INSTRUCTIONS TO FOLLOW: Take every line from the listing below that includes "test" and copy it.

EXERCISE INPUTS:
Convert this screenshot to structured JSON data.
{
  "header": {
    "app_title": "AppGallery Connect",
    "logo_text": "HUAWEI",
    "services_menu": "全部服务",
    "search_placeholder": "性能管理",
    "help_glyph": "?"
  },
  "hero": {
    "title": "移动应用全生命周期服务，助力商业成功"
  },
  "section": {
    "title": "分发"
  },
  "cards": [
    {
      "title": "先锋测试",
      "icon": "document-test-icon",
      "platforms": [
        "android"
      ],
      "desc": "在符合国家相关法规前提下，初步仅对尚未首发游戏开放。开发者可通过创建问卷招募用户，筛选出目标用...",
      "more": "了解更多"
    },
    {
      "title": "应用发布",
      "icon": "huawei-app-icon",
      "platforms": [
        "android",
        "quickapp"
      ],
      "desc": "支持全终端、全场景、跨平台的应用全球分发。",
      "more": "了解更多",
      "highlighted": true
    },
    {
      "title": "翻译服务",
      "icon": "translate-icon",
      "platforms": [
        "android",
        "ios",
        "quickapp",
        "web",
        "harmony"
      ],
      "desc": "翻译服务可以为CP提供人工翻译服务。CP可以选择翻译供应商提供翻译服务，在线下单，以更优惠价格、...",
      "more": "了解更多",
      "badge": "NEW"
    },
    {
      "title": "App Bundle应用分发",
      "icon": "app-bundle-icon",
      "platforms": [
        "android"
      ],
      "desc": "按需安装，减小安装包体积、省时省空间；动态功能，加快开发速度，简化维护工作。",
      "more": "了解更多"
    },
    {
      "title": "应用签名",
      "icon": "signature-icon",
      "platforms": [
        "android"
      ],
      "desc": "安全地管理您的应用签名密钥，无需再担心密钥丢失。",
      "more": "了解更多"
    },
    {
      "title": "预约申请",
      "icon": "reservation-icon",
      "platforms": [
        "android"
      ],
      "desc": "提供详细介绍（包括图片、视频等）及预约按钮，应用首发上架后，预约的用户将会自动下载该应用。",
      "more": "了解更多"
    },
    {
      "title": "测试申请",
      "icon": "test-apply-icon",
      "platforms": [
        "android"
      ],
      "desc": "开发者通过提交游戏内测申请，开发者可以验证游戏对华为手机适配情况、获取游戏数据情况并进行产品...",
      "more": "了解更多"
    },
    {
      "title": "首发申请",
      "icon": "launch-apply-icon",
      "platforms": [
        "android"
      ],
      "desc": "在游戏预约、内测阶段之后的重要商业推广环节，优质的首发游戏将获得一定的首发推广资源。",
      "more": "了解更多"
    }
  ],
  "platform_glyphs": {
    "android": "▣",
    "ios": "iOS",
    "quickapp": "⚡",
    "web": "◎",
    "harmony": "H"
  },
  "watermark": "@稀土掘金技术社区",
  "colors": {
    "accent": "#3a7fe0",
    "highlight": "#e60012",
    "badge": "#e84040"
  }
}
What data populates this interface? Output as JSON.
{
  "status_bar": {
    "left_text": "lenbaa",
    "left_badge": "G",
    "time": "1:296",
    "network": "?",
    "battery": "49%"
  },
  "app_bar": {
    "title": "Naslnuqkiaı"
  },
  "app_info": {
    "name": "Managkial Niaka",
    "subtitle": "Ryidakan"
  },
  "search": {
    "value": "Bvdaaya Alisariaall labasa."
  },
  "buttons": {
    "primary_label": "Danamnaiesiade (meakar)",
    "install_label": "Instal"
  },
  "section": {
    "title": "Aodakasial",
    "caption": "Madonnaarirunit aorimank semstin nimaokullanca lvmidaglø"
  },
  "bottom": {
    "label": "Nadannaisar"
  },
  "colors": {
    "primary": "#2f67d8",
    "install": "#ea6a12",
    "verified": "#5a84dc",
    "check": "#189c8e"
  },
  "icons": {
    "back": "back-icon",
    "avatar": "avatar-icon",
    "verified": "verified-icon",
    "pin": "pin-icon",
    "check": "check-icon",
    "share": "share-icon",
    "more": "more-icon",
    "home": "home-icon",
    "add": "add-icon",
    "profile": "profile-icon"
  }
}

RESPONSE BELOW:
      "icon": "document-test-icon",
      "icon": "test-apply-icon",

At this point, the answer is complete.